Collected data
Start of Block

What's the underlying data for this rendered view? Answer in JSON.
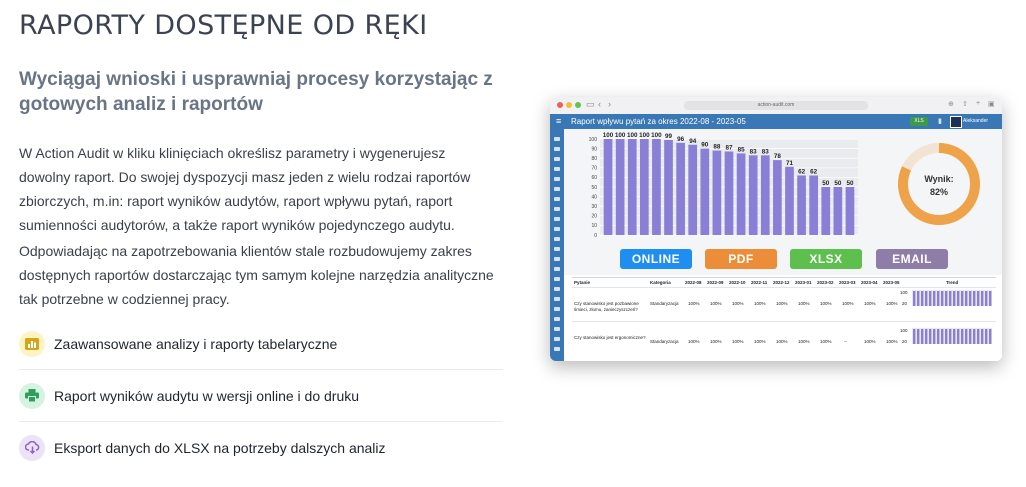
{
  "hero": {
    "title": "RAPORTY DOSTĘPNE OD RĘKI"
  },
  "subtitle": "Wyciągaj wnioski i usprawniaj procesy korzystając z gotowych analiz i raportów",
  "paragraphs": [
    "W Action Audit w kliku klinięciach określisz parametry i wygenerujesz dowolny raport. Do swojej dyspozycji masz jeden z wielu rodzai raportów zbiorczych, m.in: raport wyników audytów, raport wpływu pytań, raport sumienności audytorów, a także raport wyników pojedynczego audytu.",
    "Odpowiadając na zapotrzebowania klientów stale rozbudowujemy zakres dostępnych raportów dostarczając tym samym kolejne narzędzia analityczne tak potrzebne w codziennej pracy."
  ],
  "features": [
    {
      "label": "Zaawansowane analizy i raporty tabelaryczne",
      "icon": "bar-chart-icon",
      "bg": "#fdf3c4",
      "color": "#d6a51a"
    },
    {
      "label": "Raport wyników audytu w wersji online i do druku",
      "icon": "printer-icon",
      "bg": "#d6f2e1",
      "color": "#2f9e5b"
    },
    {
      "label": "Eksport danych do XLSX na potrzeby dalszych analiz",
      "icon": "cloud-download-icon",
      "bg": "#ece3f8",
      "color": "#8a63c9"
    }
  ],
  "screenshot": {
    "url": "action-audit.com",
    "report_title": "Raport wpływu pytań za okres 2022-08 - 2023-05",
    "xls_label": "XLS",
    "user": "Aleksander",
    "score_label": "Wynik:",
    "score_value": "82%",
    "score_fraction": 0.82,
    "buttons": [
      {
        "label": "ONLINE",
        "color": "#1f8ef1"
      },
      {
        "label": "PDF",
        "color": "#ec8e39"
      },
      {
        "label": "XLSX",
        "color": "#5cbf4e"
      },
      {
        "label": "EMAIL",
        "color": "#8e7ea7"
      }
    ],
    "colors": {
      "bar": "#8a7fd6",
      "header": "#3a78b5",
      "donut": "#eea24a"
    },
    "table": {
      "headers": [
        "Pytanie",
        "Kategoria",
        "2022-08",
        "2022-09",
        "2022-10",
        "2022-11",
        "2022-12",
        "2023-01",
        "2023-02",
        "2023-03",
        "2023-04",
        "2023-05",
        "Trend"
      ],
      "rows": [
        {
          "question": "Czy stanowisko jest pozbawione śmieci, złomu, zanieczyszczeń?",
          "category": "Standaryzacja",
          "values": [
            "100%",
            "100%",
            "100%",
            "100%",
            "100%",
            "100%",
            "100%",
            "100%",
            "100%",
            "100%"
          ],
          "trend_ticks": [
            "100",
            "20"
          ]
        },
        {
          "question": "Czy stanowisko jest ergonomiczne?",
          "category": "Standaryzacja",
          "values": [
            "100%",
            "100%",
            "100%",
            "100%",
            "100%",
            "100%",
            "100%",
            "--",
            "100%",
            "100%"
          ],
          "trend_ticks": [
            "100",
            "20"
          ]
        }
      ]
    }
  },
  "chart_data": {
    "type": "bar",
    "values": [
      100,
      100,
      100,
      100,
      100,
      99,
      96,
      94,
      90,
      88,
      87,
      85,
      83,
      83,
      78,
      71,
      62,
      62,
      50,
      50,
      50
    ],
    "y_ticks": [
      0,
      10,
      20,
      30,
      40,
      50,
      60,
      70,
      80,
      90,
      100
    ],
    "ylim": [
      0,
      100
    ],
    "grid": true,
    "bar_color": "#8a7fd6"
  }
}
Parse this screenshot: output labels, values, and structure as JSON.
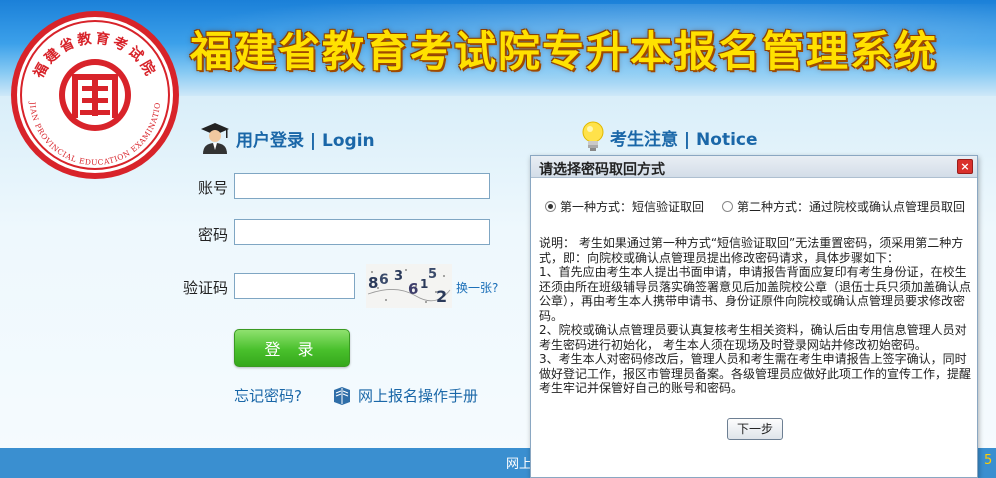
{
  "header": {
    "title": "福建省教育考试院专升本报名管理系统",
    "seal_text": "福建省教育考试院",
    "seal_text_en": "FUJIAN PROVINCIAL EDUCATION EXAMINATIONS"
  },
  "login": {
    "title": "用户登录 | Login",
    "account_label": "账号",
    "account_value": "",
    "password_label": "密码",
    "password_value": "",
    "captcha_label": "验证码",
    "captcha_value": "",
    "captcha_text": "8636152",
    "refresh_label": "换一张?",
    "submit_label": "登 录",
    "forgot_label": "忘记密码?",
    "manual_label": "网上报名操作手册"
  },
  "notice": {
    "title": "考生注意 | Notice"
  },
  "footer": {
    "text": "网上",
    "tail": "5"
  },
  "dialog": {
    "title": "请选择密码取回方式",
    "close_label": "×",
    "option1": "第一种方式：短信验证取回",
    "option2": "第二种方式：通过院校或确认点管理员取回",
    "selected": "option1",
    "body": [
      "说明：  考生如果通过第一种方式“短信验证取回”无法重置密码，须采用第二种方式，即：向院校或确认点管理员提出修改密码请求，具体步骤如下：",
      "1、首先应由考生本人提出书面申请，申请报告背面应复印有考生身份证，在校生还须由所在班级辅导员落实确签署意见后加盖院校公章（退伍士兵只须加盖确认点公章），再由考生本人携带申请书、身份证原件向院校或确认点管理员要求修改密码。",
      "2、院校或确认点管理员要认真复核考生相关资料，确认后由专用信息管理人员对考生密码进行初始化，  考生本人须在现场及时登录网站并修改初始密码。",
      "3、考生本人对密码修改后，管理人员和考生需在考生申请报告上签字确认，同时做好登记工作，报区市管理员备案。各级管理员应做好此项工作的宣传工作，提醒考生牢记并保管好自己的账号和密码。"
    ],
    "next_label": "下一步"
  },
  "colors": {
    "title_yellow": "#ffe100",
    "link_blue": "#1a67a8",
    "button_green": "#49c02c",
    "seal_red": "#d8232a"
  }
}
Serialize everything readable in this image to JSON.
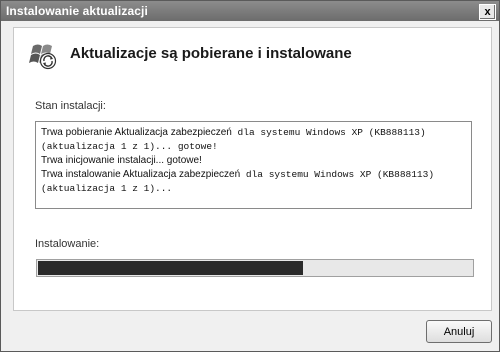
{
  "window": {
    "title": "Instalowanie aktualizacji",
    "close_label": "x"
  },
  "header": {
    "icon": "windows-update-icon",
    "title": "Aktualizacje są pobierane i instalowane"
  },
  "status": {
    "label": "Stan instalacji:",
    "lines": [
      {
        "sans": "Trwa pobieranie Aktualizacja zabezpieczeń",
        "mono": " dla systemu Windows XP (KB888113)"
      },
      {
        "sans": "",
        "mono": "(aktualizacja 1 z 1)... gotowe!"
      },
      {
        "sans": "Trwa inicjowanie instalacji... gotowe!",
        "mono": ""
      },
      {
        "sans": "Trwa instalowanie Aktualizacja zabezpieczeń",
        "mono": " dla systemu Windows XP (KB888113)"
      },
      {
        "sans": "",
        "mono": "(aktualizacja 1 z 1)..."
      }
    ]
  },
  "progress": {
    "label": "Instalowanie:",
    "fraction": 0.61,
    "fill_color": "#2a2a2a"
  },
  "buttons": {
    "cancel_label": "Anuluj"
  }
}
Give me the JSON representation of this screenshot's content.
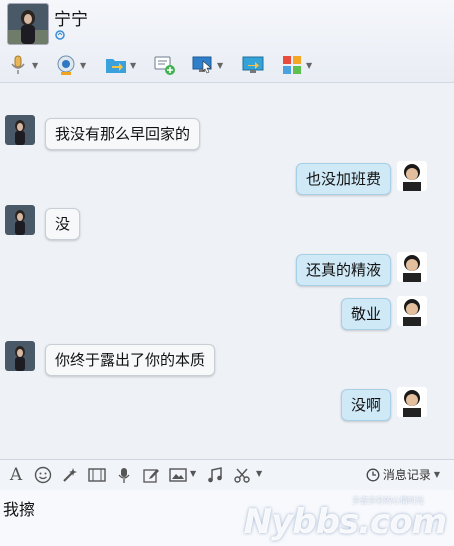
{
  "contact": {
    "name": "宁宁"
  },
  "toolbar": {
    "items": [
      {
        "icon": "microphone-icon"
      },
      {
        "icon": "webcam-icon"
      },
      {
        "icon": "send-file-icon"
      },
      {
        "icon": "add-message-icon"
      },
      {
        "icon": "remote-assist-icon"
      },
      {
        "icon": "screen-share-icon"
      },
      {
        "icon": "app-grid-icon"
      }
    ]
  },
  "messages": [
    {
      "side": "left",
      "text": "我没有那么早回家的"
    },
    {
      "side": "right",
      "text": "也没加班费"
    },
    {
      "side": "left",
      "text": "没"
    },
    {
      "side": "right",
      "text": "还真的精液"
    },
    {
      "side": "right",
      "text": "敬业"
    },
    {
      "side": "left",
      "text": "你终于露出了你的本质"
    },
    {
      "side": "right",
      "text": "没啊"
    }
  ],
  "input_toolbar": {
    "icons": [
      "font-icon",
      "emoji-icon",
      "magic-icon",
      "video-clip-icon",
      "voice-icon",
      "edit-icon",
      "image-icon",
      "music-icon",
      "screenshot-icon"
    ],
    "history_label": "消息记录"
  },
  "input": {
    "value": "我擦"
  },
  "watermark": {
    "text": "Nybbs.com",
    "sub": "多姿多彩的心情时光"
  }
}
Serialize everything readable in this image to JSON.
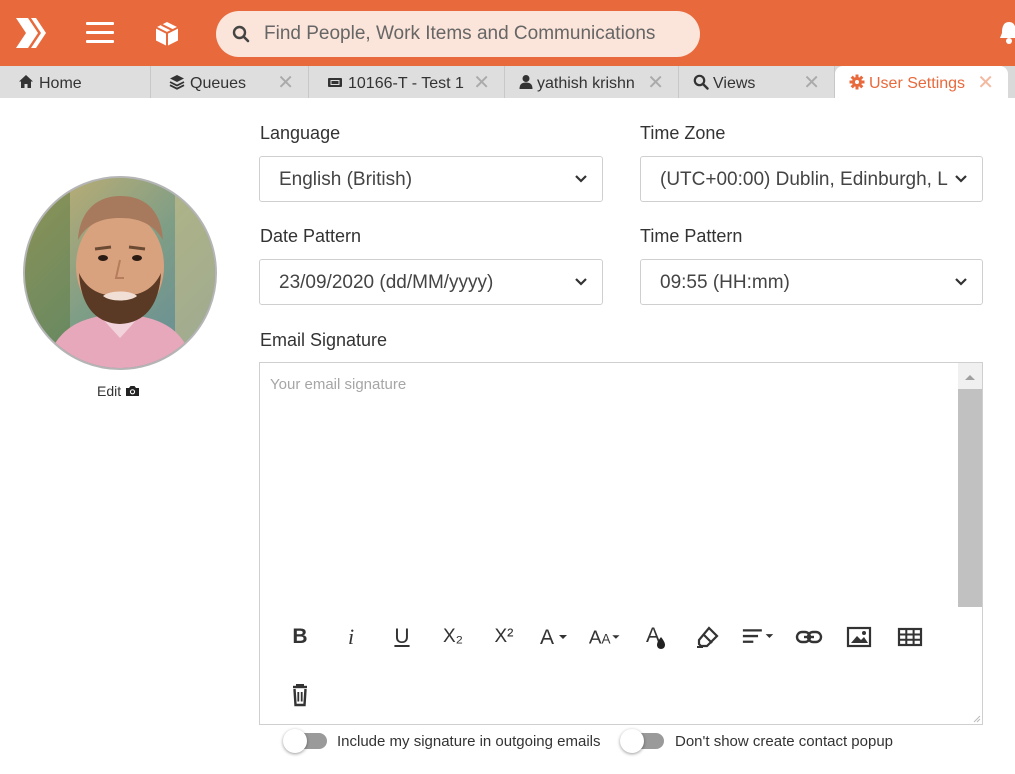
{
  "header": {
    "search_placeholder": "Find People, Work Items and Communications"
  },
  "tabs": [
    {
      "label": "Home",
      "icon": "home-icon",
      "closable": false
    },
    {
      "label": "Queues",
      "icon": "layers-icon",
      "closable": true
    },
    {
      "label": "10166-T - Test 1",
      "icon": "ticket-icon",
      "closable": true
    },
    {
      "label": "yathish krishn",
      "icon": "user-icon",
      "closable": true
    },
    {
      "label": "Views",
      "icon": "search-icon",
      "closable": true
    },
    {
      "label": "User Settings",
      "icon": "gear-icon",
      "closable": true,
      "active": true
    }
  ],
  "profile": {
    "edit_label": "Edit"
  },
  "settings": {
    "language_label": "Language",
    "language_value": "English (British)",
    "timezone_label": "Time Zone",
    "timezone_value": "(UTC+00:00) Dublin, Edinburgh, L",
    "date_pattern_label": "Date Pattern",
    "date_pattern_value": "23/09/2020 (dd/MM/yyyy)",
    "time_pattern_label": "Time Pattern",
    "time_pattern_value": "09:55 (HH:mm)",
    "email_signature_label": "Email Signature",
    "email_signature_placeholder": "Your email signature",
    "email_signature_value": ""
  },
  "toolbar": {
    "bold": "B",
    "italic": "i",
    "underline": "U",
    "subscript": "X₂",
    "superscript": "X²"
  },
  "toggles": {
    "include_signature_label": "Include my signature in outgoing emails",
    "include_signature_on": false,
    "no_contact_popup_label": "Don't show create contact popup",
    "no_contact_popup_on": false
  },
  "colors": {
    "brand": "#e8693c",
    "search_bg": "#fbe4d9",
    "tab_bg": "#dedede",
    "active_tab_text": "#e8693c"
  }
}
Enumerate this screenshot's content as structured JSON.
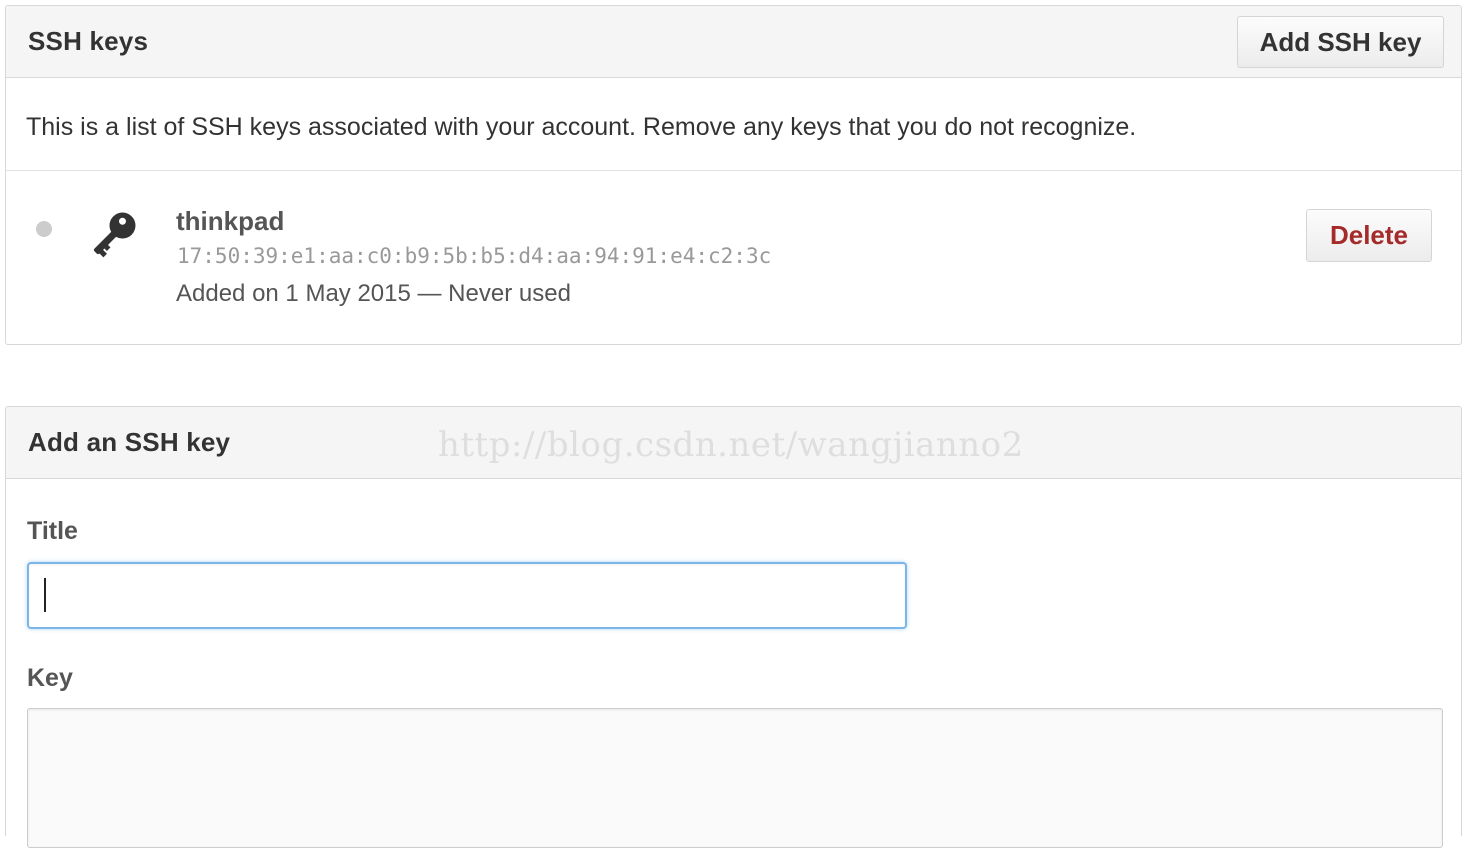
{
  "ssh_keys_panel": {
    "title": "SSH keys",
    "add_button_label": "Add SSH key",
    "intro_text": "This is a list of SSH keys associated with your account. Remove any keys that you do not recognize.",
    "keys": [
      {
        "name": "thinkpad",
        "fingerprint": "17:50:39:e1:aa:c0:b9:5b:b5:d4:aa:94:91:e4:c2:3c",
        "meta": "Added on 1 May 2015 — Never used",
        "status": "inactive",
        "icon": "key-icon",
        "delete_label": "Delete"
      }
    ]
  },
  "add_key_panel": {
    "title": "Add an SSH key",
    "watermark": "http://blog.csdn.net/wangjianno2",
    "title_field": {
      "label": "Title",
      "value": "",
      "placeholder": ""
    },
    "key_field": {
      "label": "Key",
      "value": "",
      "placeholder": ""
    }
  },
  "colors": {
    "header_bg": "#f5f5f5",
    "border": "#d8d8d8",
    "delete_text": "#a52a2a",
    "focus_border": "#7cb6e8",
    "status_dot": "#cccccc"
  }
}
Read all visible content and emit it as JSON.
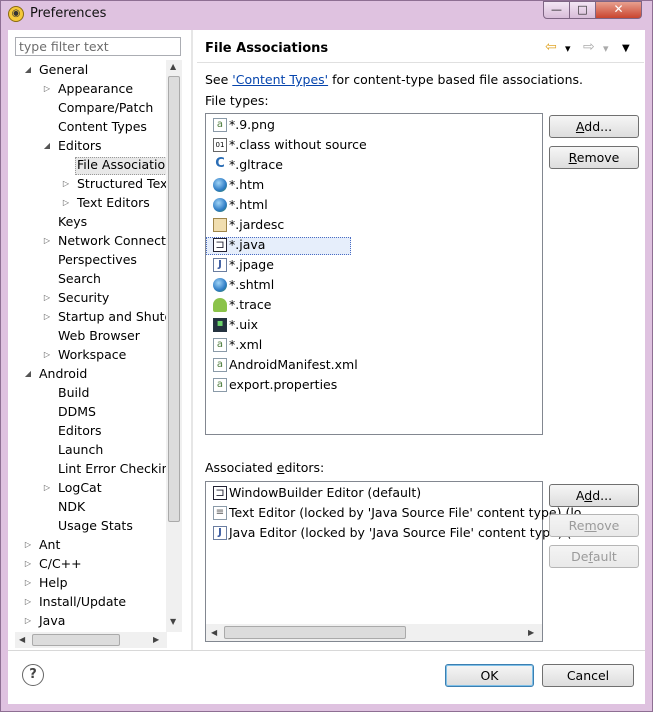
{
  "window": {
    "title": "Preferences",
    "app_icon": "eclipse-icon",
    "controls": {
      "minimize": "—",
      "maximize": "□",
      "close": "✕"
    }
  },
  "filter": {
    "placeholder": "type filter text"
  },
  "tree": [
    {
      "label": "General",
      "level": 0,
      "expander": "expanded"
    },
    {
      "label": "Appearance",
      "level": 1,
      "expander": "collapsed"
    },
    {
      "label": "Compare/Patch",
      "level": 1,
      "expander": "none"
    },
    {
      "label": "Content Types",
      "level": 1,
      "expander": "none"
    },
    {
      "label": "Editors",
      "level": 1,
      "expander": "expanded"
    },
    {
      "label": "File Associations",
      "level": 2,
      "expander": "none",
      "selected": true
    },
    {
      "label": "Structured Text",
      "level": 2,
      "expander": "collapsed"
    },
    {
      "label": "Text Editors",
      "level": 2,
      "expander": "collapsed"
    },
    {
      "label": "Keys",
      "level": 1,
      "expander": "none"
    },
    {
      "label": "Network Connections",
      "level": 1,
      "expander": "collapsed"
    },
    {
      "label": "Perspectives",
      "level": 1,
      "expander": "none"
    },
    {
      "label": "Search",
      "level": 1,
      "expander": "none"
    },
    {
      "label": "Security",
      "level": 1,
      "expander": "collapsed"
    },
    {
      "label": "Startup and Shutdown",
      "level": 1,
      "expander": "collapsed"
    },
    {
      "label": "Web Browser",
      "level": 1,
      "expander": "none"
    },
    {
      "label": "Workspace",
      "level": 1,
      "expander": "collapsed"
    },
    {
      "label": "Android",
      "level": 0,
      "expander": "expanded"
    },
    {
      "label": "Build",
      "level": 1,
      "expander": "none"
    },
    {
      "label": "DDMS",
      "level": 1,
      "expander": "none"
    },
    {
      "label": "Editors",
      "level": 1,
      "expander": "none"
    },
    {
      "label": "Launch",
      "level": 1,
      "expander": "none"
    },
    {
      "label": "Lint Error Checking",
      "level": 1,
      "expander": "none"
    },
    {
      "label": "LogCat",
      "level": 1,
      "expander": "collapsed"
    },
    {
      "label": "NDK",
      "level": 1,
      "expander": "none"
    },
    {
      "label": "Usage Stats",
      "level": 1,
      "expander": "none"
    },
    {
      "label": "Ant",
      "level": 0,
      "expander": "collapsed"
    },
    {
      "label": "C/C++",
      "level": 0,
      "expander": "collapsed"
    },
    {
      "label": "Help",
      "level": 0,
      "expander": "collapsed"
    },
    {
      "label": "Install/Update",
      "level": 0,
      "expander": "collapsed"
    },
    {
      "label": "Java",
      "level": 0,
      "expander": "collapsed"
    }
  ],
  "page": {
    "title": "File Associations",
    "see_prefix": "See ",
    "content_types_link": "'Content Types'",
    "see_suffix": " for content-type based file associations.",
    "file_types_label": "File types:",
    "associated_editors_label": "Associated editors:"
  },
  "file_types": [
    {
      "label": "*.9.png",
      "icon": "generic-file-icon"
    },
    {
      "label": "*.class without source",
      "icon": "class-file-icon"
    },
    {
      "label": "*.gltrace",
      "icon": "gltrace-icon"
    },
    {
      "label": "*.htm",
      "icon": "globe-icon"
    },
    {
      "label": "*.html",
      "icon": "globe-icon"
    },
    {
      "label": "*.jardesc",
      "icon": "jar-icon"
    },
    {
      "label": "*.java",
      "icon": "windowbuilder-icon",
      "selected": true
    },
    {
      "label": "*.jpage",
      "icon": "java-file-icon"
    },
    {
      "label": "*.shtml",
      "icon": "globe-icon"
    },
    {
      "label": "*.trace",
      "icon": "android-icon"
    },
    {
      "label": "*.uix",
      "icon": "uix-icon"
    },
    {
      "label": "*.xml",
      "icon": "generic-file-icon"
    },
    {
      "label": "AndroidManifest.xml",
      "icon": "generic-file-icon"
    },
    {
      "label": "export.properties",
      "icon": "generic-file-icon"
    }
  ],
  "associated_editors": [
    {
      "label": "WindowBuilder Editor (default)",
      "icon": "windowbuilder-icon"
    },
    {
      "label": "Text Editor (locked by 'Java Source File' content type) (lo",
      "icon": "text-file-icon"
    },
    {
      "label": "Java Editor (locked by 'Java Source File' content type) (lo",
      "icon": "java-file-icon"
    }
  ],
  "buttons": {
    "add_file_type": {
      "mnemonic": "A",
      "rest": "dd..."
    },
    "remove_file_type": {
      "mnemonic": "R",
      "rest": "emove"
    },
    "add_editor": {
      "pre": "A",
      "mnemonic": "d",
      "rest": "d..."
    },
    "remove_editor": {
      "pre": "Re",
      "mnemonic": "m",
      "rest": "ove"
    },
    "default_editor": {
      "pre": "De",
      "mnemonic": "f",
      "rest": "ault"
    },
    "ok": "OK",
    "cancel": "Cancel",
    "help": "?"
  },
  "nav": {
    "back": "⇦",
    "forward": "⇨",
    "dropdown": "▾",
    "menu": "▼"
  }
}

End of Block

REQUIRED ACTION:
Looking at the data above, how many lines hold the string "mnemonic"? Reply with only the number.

OUTPUT OF THE TASK:
5